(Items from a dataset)
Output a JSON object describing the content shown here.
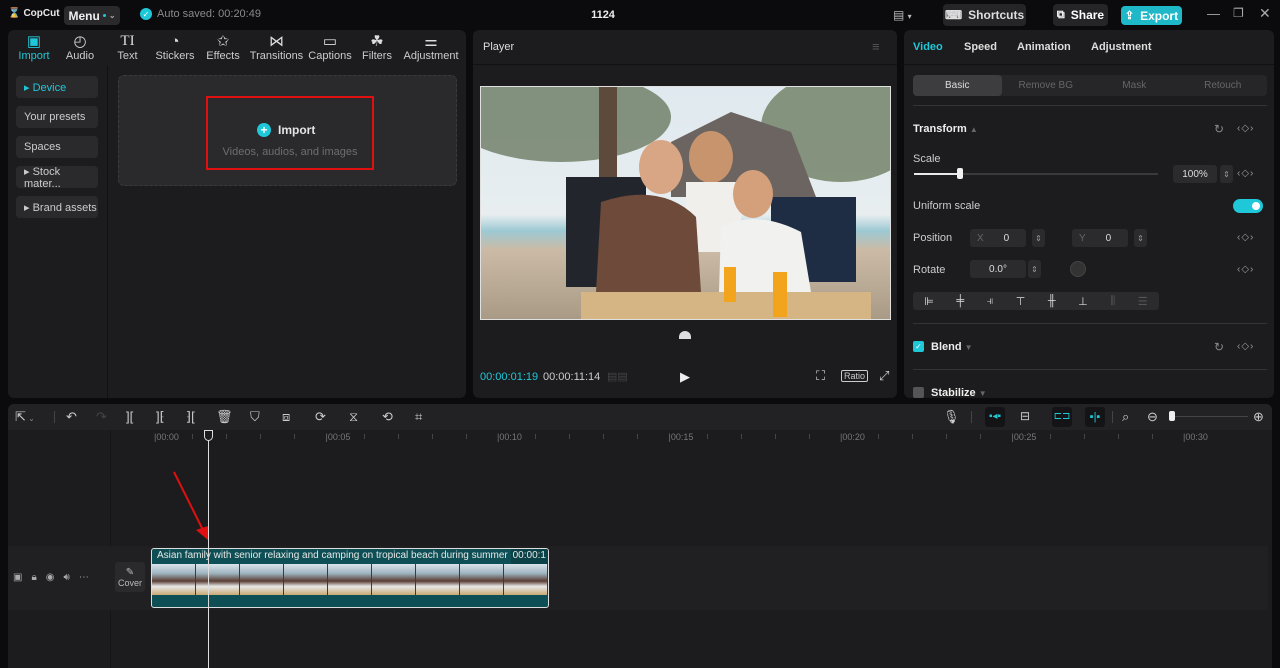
{
  "app": {
    "name": "CopCut",
    "menu_label": "Menu",
    "autosave_text": "Auto saved: 00:20:49",
    "project_title": "1124"
  },
  "topbar": {
    "shortcuts_label": "Shortcuts",
    "share_label": "Share",
    "export_label": "Export"
  },
  "tools_tabs": [
    {
      "label": "Import",
      "icon": "import-icon",
      "glyph": "▣",
      "active": true
    },
    {
      "label": "Audio",
      "icon": "audio-icon",
      "glyph": "◴"
    },
    {
      "label": "Text",
      "icon": "text-icon",
      "glyph": "TI"
    },
    {
      "label": "Stickers",
      "icon": "stickers-icon",
      "glyph": "◔"
    },
    {
      "label": "Effects",
      "icon": "effects-icon",
      "glyph": "✩"
    },
    {
      "label": "Transitions",
      "icon": "transitions-icon",
      "glyph": "⋈"
    },
    {
      "label": "Captions",
      "icon": "captions-icon",
      "glyph": "▭"
    },
    {
      "label": "Filters",
      "icon": "filters-icon",
      "glyph": "☘"
    },
    {
      "label": "Adjustment",
      "icon": "adjustment-icon",
      "glyph": "⚌"
    }
  ],
  "sidebar": {
    "items": [
      {
        "label": "▸ Device",
        "active": true
      },
      {
        "label": "Your presets"
      },
      {
        "label": "Spaces"
      },
      {
        "label": "▸ Stock mater..."
      },
      {
        "label": "▸ Brand assets"
      }
    ]
  },
  "import_box": {
    "title": "Import",
    "subtitle": "Videos, audios, and images"
  },
  "player": {
    "title": "Player",
    "current_time": "00:00:01:19",
    "total_time": "00:00:11:14",
    "ratio_label": "Ratio"
  },
  "properties": {
    "tabs": [
      "Video",
      "Speed",
      "Animation",
      "Adjustment"
    ],
    "active_tab": "Video",
    "subtabs": [
      "Basic",
      "Remove BG",
      "Mask",
      "Retouch"
    ],
    "active_subtab": "Basic",
    "transform_label": "Transform",
    "scale_label": "Scale",
    "scale_value": "100%",
    "scale_fraction": 0.19,
    "uniform_scale_label": "Uniform scale",
    "uniform_scale_on": true,
    "position_label": "Position",
    "x_label": "X",
    "x_value": "0",
    "y_label": "Y",
    "y_value": "0",
    "rotate_label": "Rotate",
    "rotate_value": "0.0°",
    "blend_label": "Blend",
    "blend_checked": true,
    "stabilize_label": "Stabilize",
    "stabilize_checked": false
  },
  "timeline": {
    "ruler": [
      "00:00",
      "00:05",
      "00:10",
      "00:15",
      "00:20",
      "00:25",
      "00:30"
    ],
    "clip_title": "Asian family with senior relaxing and camping on tropical beach during summer",
    "clip_duration": "00:00:1",
    "cover_label": "Cover"
  },
  "colors": {
    "accent": "#1fc8d8",
    "clip": "#0e4f55",
    "highlight": "#e01010"
  }
}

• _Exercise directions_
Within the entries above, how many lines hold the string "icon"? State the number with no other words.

• _Exercise result_
9